EXERCISE: Filter the entries down to the lines holding "datum", then copy those lines.

[INPUT DATA Boundary: Start]

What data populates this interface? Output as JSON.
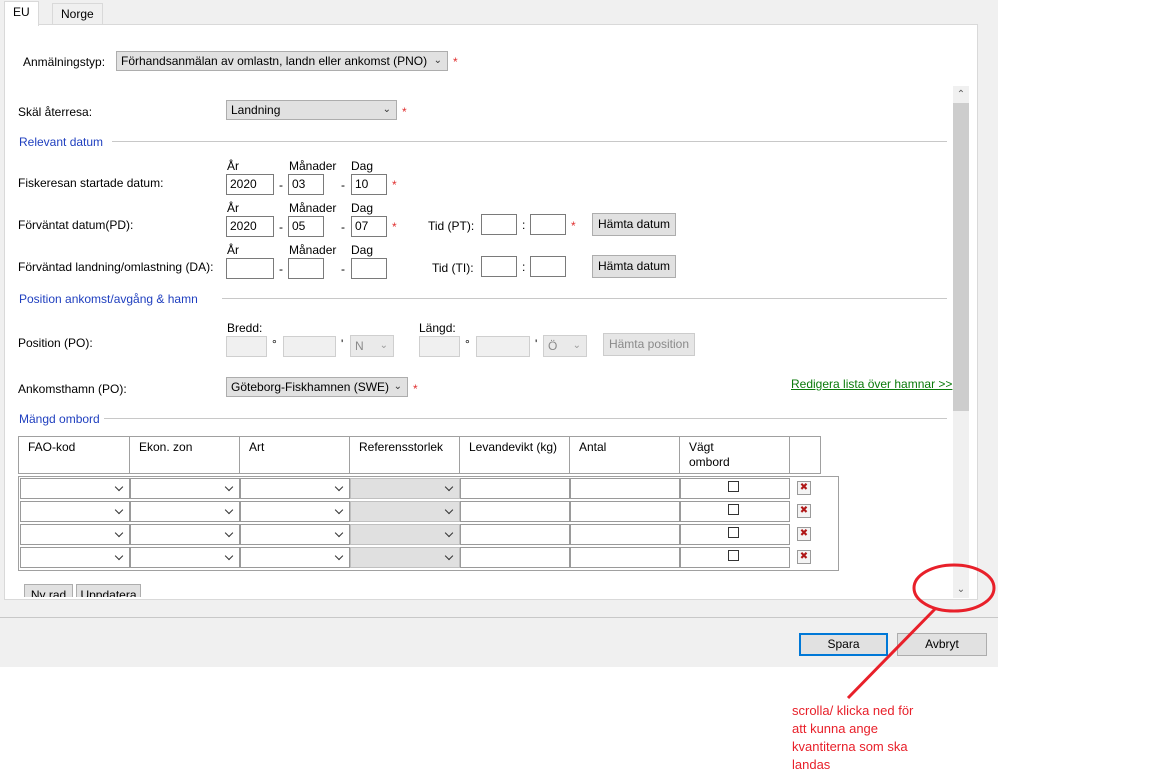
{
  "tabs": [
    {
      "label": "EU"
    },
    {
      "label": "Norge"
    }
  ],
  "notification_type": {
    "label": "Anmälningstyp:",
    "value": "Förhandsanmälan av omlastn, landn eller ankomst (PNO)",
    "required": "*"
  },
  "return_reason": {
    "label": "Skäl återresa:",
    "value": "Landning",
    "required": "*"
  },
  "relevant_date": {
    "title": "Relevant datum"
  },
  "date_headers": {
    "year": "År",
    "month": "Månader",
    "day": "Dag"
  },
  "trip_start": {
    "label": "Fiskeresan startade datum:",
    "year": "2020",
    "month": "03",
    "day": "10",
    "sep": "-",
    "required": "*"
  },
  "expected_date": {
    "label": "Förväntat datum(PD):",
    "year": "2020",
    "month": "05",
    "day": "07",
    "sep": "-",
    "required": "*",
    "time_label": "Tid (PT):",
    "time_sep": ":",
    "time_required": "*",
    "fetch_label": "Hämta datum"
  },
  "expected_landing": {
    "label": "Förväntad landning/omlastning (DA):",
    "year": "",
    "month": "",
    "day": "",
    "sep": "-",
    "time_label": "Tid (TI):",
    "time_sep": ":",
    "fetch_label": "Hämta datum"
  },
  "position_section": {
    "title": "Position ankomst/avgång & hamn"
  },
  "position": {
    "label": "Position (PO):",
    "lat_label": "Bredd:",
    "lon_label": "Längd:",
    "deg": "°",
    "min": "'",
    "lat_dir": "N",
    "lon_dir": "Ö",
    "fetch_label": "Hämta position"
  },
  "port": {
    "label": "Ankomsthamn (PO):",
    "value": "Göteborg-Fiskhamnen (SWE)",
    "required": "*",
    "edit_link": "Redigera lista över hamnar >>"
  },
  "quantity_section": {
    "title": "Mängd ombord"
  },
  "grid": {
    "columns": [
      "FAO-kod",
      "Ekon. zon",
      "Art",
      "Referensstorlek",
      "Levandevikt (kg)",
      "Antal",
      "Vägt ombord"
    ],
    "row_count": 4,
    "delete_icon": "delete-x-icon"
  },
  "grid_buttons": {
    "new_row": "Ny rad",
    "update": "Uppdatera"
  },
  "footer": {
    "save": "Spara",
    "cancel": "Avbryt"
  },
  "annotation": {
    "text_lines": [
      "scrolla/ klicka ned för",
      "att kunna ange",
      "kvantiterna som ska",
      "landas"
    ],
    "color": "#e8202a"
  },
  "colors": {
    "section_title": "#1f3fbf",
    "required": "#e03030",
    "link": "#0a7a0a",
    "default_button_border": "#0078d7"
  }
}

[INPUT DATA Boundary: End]

COMPLETED TASK:
    "title": "Relevant datum"
    "label": "Fiskeresan startade datum:",
    "label": "Förväntat datum(PD):",
    "fetch_label": "Hämta datum"
    "fetch_label": "Hämta datum"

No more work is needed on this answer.